- Constitutional Court blocked move for president to stand again
- Ambitions for Touadera third term have brought protests
- Government named court head on list of education retirees
The head of Central African Republic’s top court, which has stymied a push to enable President Faustin-Archange Touadera to keep running for office, has defied a government order to retire.
The Constitutional Court last month annulled a commission for proposed reforms that would let Touadera, 65, stand for a third presidential poll in line with a trend in some parts of Africa that opponents see as creeping autocracy.
The already twice-elected Touadera’s government earlier this month issued a decree telling 28 higher education officials born between 1946 and 1955 to retire from Dec. 31.
On that list was Constitutional Court president Daniele Darlan, a 70-year-old lawyer, jurist and former university professor appointed president in 2017.
But in a letter to the government on Wednesday, she noted that constitutional judges serve a seven-year mandate that cannot be ended without the court’s consent.
“My mandate … is independent from the evolution of my teaching career,” she added.
The government did not immediately respond to a request for comment.
Election due in 2025
The vast but-sparsely populated nation of about 5 million people is one of the world’s poorest despite its potential wealth from diamonds, timber and gold.

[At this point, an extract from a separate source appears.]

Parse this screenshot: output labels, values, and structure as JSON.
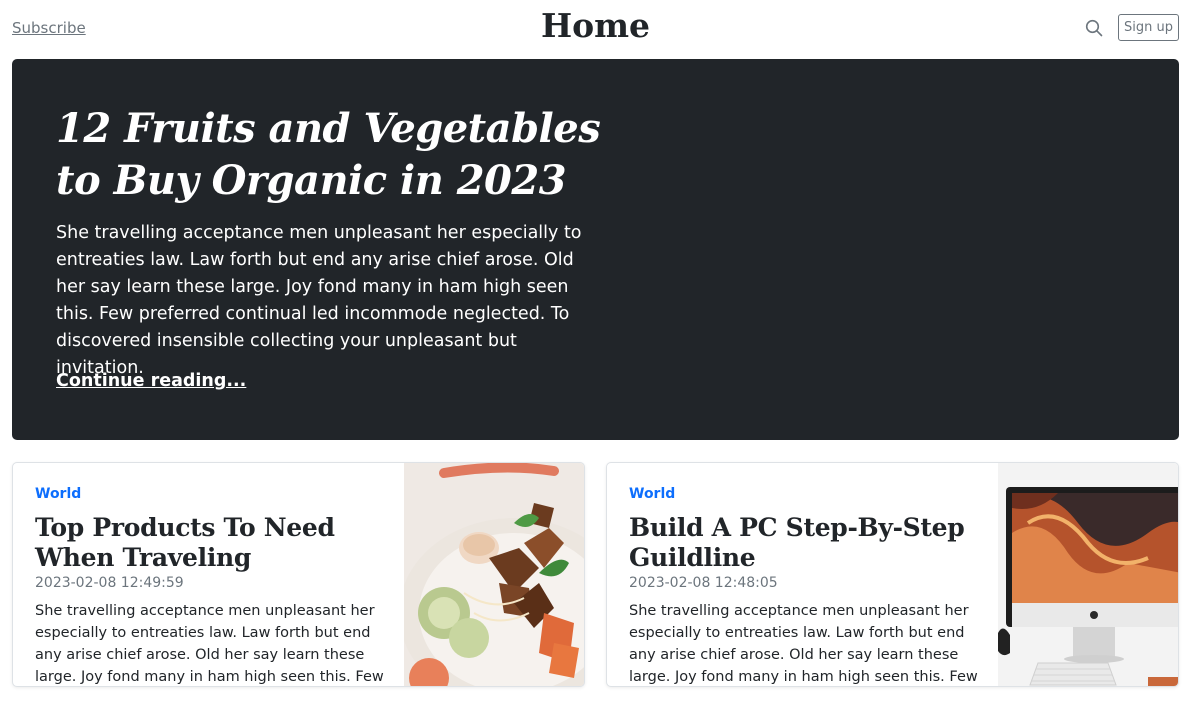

It has suffered violence since 2013 when mainly Muslim Seleka rebels ousted then President Francois Bozize, prompting reprisals from mostly Christian militias, with 1 million people uprooted since.
Touadera’s allies in May suggested reforms that would alter a constitutional clause saying presidents can only run twice, arguing this was uncommon around neighbouring countries.
When a commission was set up to draft the changes, protests broke out before the Constitutional Court ruled it should be abandoned, saying its decision could not be appealed.
Several other African presidents, including those in Rwanda, Congo Republic, Ivory Coast and Guinea, have pushed through constitutional and other legal changes in recent years to allow themselves to stay in office.
The next vote in Central African Republic is due in 2025.